Set the listing down again exactly, please, apart from its pictures.
[DATA EXTRACT]
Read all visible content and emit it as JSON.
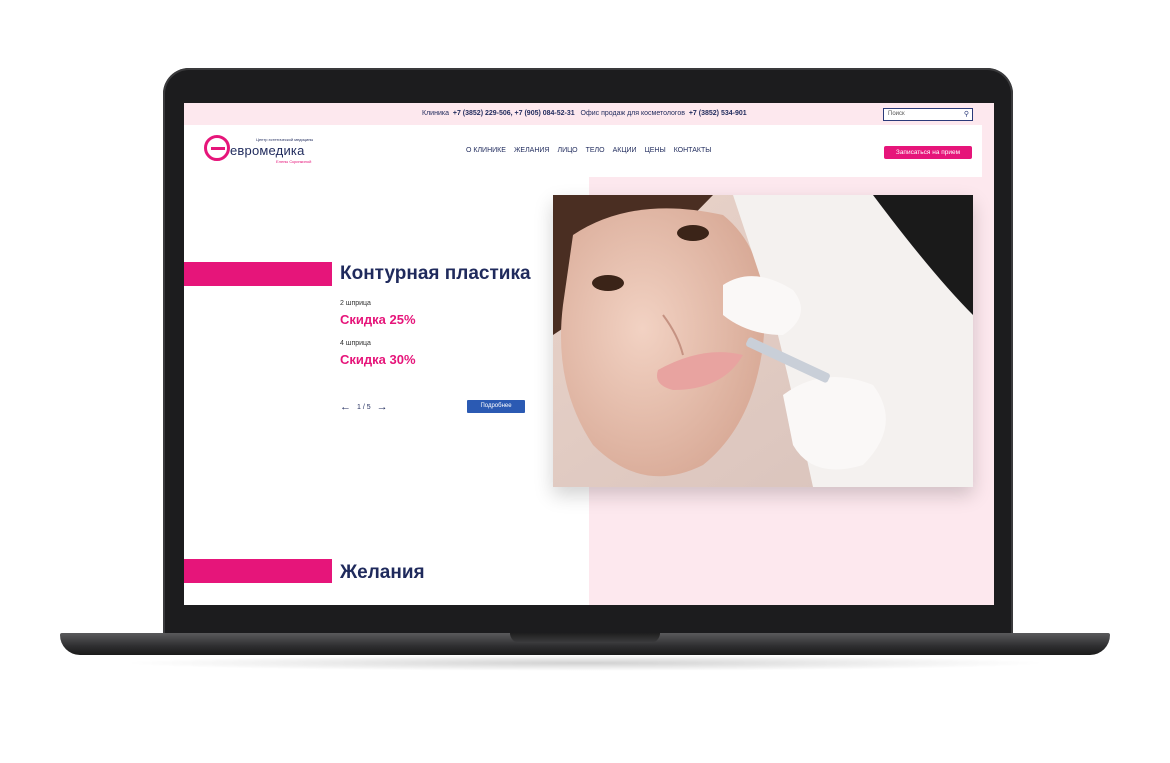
{
  "topbar": {
    "clinic_label": "Клиника",
    "clinic_phones": "+7 (3852) 229-506, +7 (905) 084-52-31",
    "office_label": "Офис продаж для косметологов",
    "office_phone": "+7 (3852) 534-901",
    "search_placeholder": "Поиск"
  },
  "logo": {
    "brand": "евромедика",
    "tagline_top": "Центр эстетической медицины",
    "tagline_bottom": "Елены Скрипкиной"
  },
  "nav": {
    "items": [
      "О КЛИНИКЕ",
      "ЖЕЛАНИЯ",
      "ЛИЦО",
      "ТЕЛО",
      "АКЦИИ",
      "ЦЕНЫ",
      "КОНТАКТЫ"
    ]
  },
  "header": {
    "cta": "Записаться на прием"
  },
  "slide": {
    "title": "Контурная пластика",
    "offers": [
      {
        "label": "2 шприца",
        "discount": "Скидка 25%"
      },
      {
        "label": "4 шприца",
        "discount": "Скидка 30%"
      }
    ],
    "pager": "1 / 5",
    "more_button": "Подробнее"
  },
  "section": {
    "title": "Желания"
  },
  "colors": {
    "accent": "#e6157a",
    "navy": "#1f2a5c",
    "button_blue": "#2b5ab3",
    "panel_pink": "#fde8ee"
  }
}
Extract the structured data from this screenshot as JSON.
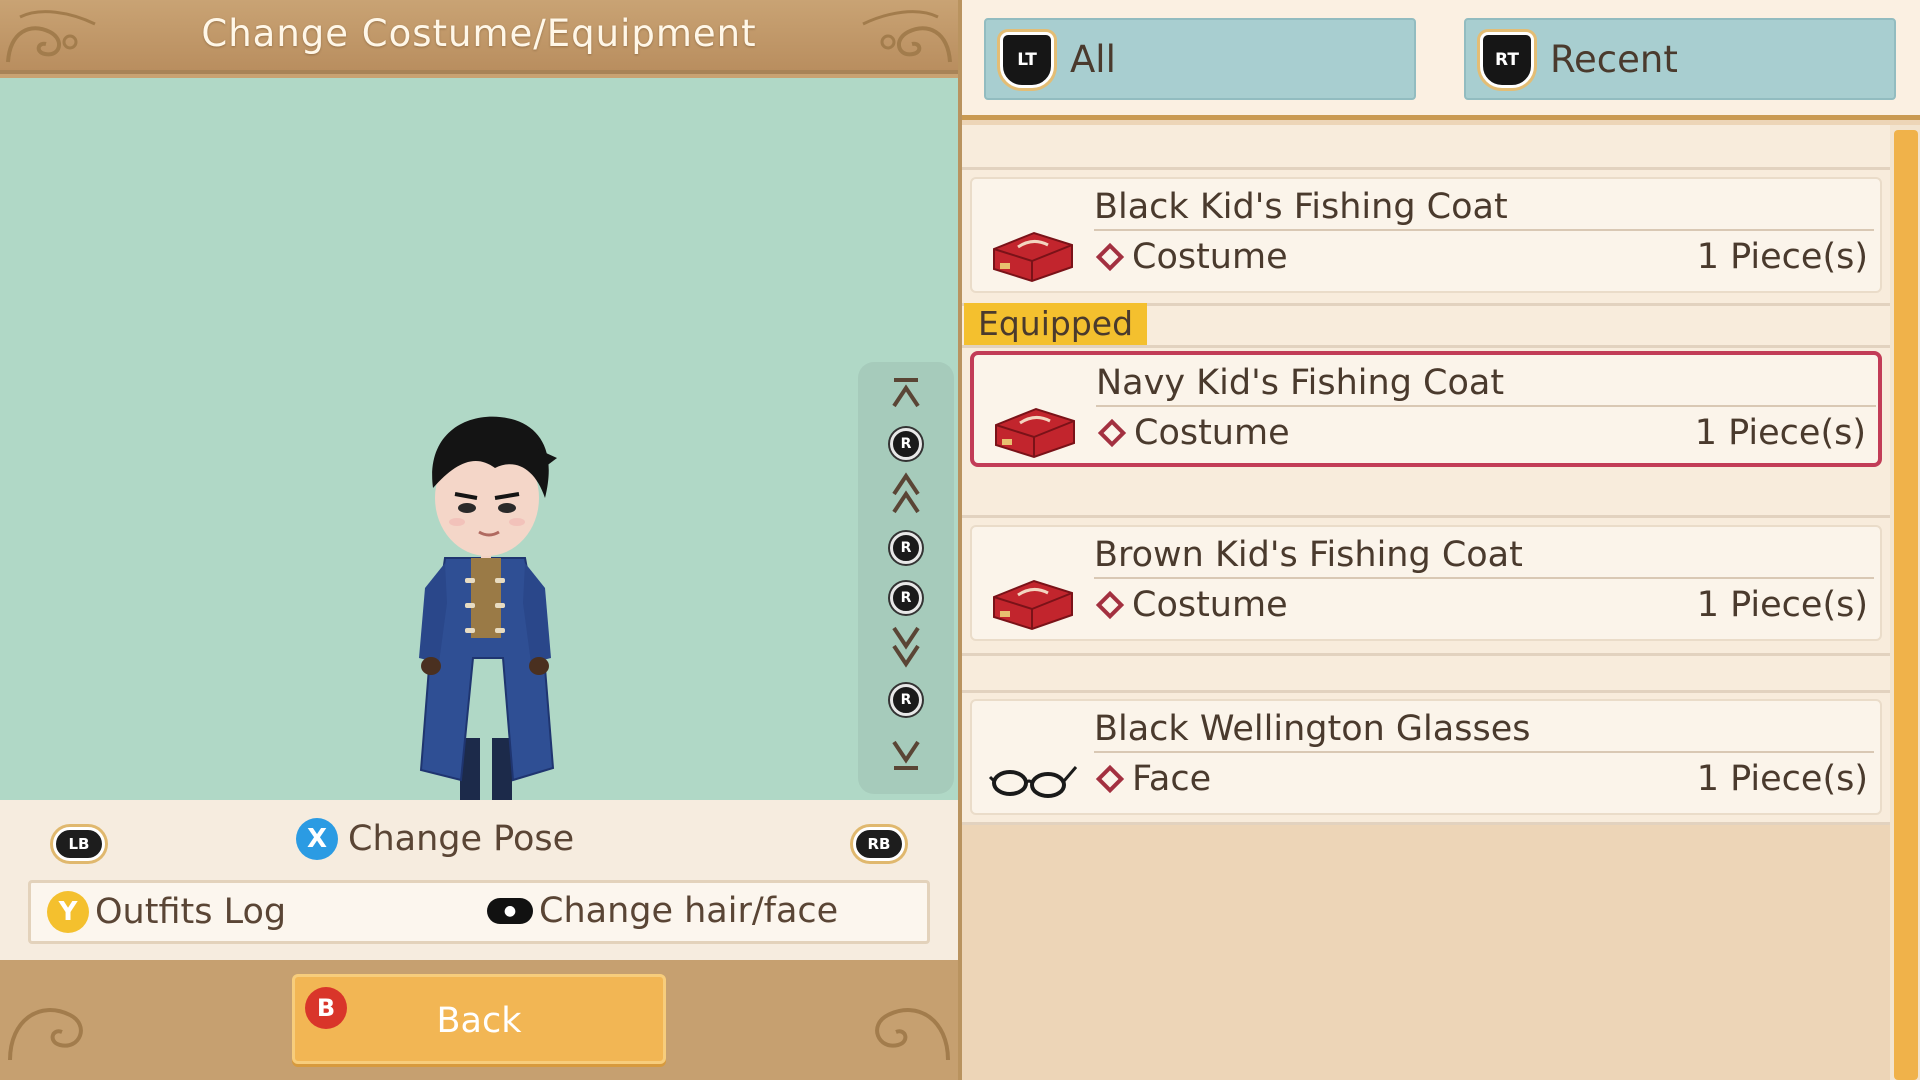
{
  "header": {
    "title": "Change Costume/Equipment"
  },
  "controls": {
    "lb": "LB",
    "rb": "RB",
    "pose_button": "X",
    "pose_label": "Change Pose",
    "outfits_button": "Y",
    "outfits_label": "Outfits Log",
    "hair_label": "Change hair/face",
    "back_button": "B",
    "back_label": "Back"
  },
  "rotation": {
    "stick_label": "R"
  },
  "tabs": [
    {
      "badge": "LT",
      "label": "All"
    },
    {
      "badge": "RT",
      "label": "Recent"
    }
  ],
  "equipped_tag": "Equipped",
  "items": [
    {
      "name": "Black Kid's Fishing Coat",
      "type": "Costume",
      "qty": "1 Piece(s)",
      "icon": "costume-box-icon"
    },
    {
      "name": "Navy Kid's Fishing Coat",
      "type": "Costume",
      "qty": "1 Piece(s)",
      "icon": "costume-box-icon",
      "equipped": true
    },
    {
      "name": "Brown Kid's Fishing Coat",
      "type": "Costume",
      "qty": "1 Piece(s)",
      "icon": "costume-box-icon"
    },
    {
      "name": "Black Wellington Glasses",
      "type": "Face",
      "qty": "1 Piece(s)",
      "icon": "glasses-icon"
    }
  ],
  "colors": {
    "preview_bg": "#b0d8c6",
    "equipped_border": "#c23c57",
    "equipped_tag": "#f4c02e",
    "back_button": "#f2b654",
    "x_button": "#2b9be3",
    "y_button": "#f4c02e",
    "b_button": "#d9352a"
  }
}
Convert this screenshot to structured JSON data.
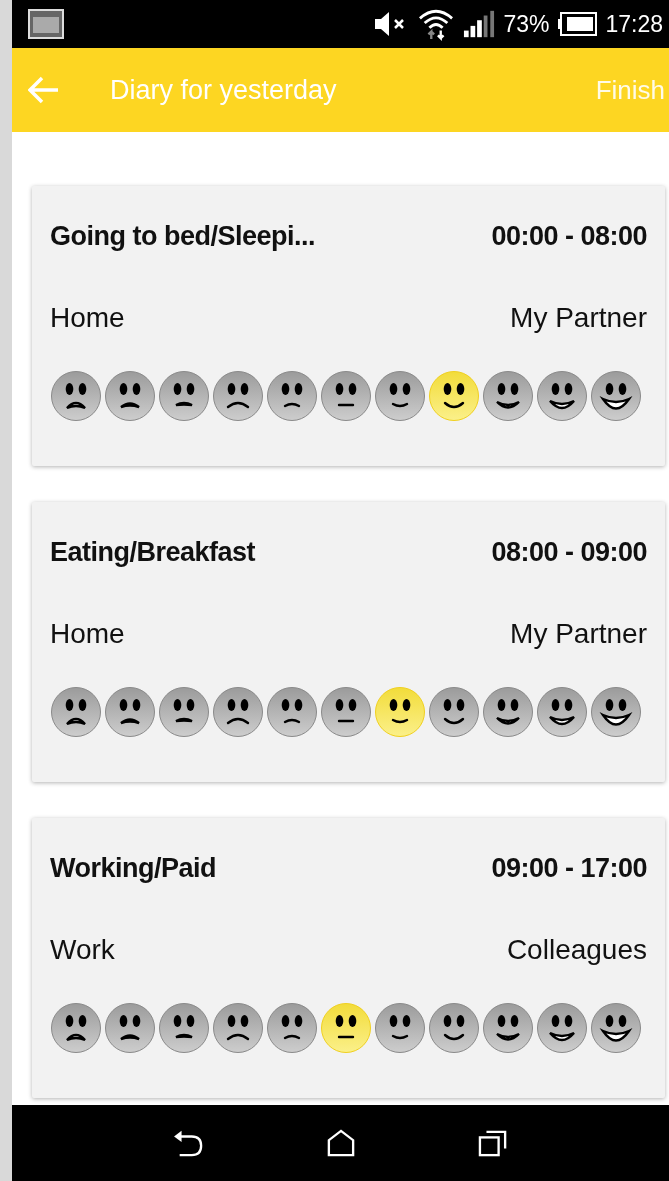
{
  "status_bar": {
    "battery": "73%",
    "time": "17:28"
  },
  "header": {
    "title": "Diary for yesterday",
    "action": {
      "label": "Finish",
      "disabled": true
    }
  },
  "entries": [
    {
      "activity": "Going to bed/Sleepi...",
      "time": "00:00 - 08:00",
      "place": "Home",
      "company": "My Partner",
      "faces": [
        {
          "selected": false
        },
        {
          "selected": false
        },
        {
          "selected": false
        },
        {
          "selected": false
        },
        {
          "selected": false
        },
        {
          "selected": false
        },
        {
          "selected": false
        },
        {
          "selected": true
        },
        {
          "selected": false
        },
        {
          "selected": false
        },
        {
          "selected": false
        }
      ]
    },
    {
      "activity": "Eating/Breakfast",
      "time": "08:00 - 09:00",
      "place": "Home",
      "company": "My Partner",
      "faces": [
        {
          "selected": false
        },
        {
          "selected": false
        },
        {
          "selected": false
        },
        {
          "selected": false
        },
        {
          "selected": false
        },
        {
          "selected": false
        },
        {
          "selected": true
        },
        {
          "selected": false
        },
        {
          "selected": false
        },
        {
          "selected": false
        },
        {
          "selected": false
        }
      ]
    },
    {
      "activity": "Working/Paid",
      "time": "09:00 - 17:00",
      "place": "Work",
      "company": "Colleagues",
      "faces": [
        {
          "selected": false
        },
        {
          "selected": false
        },
        {
          "selected": false
        },
        {
          "selected": false
        },
        {
          "selected": false
        },
        {
          "selected": true
        },
        {
          "selected": false
        },
        {
          "selected": false
        },
        {
          "selected": false
        },
        {
          "selected": false
        },
        {
          "selected": false
        }
      ]
    }
  ]
}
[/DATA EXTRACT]
* RESULT FOR THIS TASK:
Read all visible content and emit it as JSON.
{
  "topbar": {
    "clinic_label": "Клиника",
    "clinic_phones": "+7 (3852) 229-506, +7 (905) 084-52-31",
    "office_label": "Офис продаж для косметологов",
    "office_phone": "+7 (3852) 534-901",
    "search_placeholder": "Поиск"
  },
  "logo": {
    "brand": "евромедика",
    "tagline_top": "Центр эстетической медицины",
    "tagline_bottom": "Елены Скрипкиной"
  },
  "nav": {
    "items": [
      "О КЛИНИКЕ",
      "ЖЕЛАНИЯ",
      "ЛИЦО",
      "ТЕЛО",
      "АКЦИИ",
      "ЦЕНЫ",
      "КОНТАКТЫ"
    ]
  },
  "header": {
    "cta": "Записаться на прием"
  },
  "slide": {
    "title": "Контурная пластика",
    "offers": [
      {
        "label": "2 шприца",
        "discount": "Скидка 25%"
      },
      {
        "label": "4 шприца",
        "discount": "Скидка 30%"
      }
    ],
    "pager": "1 / 5",
    "more_button": "Подробнее"
  },
  "section": {
    "title": "Желания"
  },
  "colors": {
    "accent": "#e6157a",
    "navy": "#1f2a5c",
    "button_blue": "#2b5ab3",
    "panel_pink": "#fde8ee"
  }
}
Extract the structured data from this screenshot as JSON.
{
  "header": {
    "title": "Change Costume/Equipment"
  },
  "controls": {
    "lb": "LB",
    "rb": "RB",
    "pose_button": "X",
    "pose_label": "Change Pose",
    "outfits_button": "Y",
    "outfits_label": "Outfits Log",
    "hair_label": "Change hair/face",
    "back_button": "B",
    "back_label": "Back"
  },
  "rotation": {
    "stick_label": "R"
  },
  "tabs": [
    {
      "badge": "LT",
      "label": "All"
    },
    {
      "badge": "RT",
      "label": "Recent"
    }
  ],
  "equipped_tag": "Equipped",
  "items": [
    {
      "name": "Black Kid's Fishing Coat",
      "type": "Costume",
      "qty": "1 Piece(s)",
      "icon": "costume-box-icon"
    },
    {
      "name": "Navy Kid's Fishing Coat",
      "type": "Costume",
      "qty": "1 Piece(s)",
      "icon": "costume-box-icon",
      "equipped": true
    },
    {
      "name": "Brown Kid's Fishing Coat",
      "type": "Costume",
      "qty": "1 Piece(s)",
      "icon": "costume-box-icon"
    },
    {
      "name": "Black Wellington Glasses",
      "type": "Face",
      "qty": "1 Piece(s)",
      "icon": "glasses-icon"
    }
  ],
  "colors": {
    "preview_bg": "#b0d8c6",
    "equipped_border": "#c23c57",
    "equipped_tag": "#f4c02e",
    "back_button": "#f2b654",
    "x_button": "#2b9be3",
    "y_button": "#f4c02e",
    "b_button": "#d9352a"
  }
}
Convert this screenshot to structured JSON data.
{
  "status_bar": {
    "battery": "73%",
    "time": "17:28"
  },
  "header": {
    "title": "Diary for yesterday",
    "action": {
      "label": "Finish",
      "disabled": true
    }
  },
  "entries": [
    {
      "activity": "Going to bed/Sleepi...",
      "time": "00:00 - 08:00",
      "place": "Home",
      "company": "My Partner",
      "faces": [
        {
          "selected": false
        },
        {
          "selected": false
        },
        {
          "selected": false
        },
        {
          "selected": false
        },
        {
          "selected": false
        },
        {
          "selected": false
        },
        {
          "selected": false
        },
        {
          "selected": true
        },
        {
          "selected": false
        },
        {
          "selected": false
        },
        {
          "selected": false
        }
      ]
    },
    {
      "activity": "Eating/Breakfast",
      "time": "08:00 - 09:00",
      "place": "Home",
      "company": "My Partner",
      "faces": [
        {
          "selected": false
        },
        {
          "selected": false
        },
        {
          "selected": false
        },
        {
          "selected": false
        },
        {
          "selected": false
        },
        {
          "selected": false
        },
        {
          "selected": true
        },
        {
          "selected": false
        },
        {
          "selected": false
        },
        {
          "selected": false
        },
        {
          "selected": false
        }
      ]
    },
    {
      "activity": "Working/Paid",
      "time": "09:00 - 17:00",
      "place": "Work",
      "company": "Colleagues",
      "faces": [
        {
          "selected": false
        },
        {
          "selected": false
        },
        {
          "selected": false
        },
        {
          "selected": false
        },
        {
          "selected": false
        },
        {
          "selected": true
        },
        {
          "selected": false
        },
        {
          "selected": false
        },
        {
          "selected": false
        },
        {
          "selected": false
        },
        {
          "selected": false
        }
      ]
    }
  ]
}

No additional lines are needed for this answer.